Today felt impossible at times. I have had a delay in cash flow from clients and that has led to some tight funds. A polite way of saying: we’re skint. I tried to deposit a wad of cash into my account twice today, and both times the credit union screwed up. The whole business was rather a downer, to be honest.
Anyway in the midst of these adventures I’m standing in line at Rite Aid about to ask for their ATM, to try to get this cash where it needs to go. I realize the cashier is having a discussion with the customer in line. I look and see he is in a wheelchair, he is black, he is wearing some kind of trucker-style hat. I see that and then I am tuning into their words. “The cheapest is seven dollars for the Pall Malls,” she tells him. I watch him count some singles. He is a dollar short. He is trying to figure it out. It’s obvious what I can do. I lean forward and say, “I’ll get them,” and hand him the bill in my hand, a $5. He is immediately surprised and says “Thank you, thank you!” I am thinking, How much it would suck to not be able to buy the brand you want to buy? Maybe he even likes Pall Malls, who knows. But I’m in a hurry so I can’t stay.
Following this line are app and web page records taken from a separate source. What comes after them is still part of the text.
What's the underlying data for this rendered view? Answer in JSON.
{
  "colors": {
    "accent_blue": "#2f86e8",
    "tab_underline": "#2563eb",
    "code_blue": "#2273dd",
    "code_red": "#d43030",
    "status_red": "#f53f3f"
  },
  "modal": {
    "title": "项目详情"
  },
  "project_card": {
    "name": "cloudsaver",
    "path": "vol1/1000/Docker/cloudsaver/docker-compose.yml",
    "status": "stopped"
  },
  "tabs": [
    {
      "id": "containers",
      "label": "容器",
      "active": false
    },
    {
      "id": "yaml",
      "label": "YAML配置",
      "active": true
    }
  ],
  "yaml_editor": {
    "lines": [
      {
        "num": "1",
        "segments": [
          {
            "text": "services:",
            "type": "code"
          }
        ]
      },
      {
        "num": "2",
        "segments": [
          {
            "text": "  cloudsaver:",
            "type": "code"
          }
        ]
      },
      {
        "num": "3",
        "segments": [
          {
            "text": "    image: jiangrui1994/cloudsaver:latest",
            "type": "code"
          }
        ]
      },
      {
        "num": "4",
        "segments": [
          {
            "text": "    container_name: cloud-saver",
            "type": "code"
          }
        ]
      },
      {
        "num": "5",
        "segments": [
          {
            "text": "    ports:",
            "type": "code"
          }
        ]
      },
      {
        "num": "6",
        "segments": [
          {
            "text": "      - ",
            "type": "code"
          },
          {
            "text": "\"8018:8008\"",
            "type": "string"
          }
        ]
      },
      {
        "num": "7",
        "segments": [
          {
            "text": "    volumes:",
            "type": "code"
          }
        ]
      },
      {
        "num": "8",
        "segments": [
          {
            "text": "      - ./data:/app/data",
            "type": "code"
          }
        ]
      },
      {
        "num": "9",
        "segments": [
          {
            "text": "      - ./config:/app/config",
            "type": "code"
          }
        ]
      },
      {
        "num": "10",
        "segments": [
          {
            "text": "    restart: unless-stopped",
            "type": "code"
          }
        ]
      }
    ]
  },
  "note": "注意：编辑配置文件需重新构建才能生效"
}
At that moment I spy the ATM and as I say, “You’re welcome,” I put my hand on his shoulder to say, Okay.
There was someone standing in my living room just the other day who was telling me about some panhandlers, and how they shouldn’t be out asking for money with a baby, and how they seemed “sketchy”. The person telling the story, well I was interrupted before I could say what I know, which is we don’t really need to worry about any of that because if I have extra cash or even sometimes of if I don’t I can pass something along because we all need to eat.
I am in the middle of a t-shirt upcycle project: seven shirts, 50 cents apiece. All re-cut and re-sized, with notes on how it was done. And of course I’m putting together a master tutorial for others to follow, if they want excellent results. My thirteen-year-old son is my model; a series of vignettes on his beauty. It’s the perfect summer project: keeping me company for a week, reminding me not to get caught up, not to forget.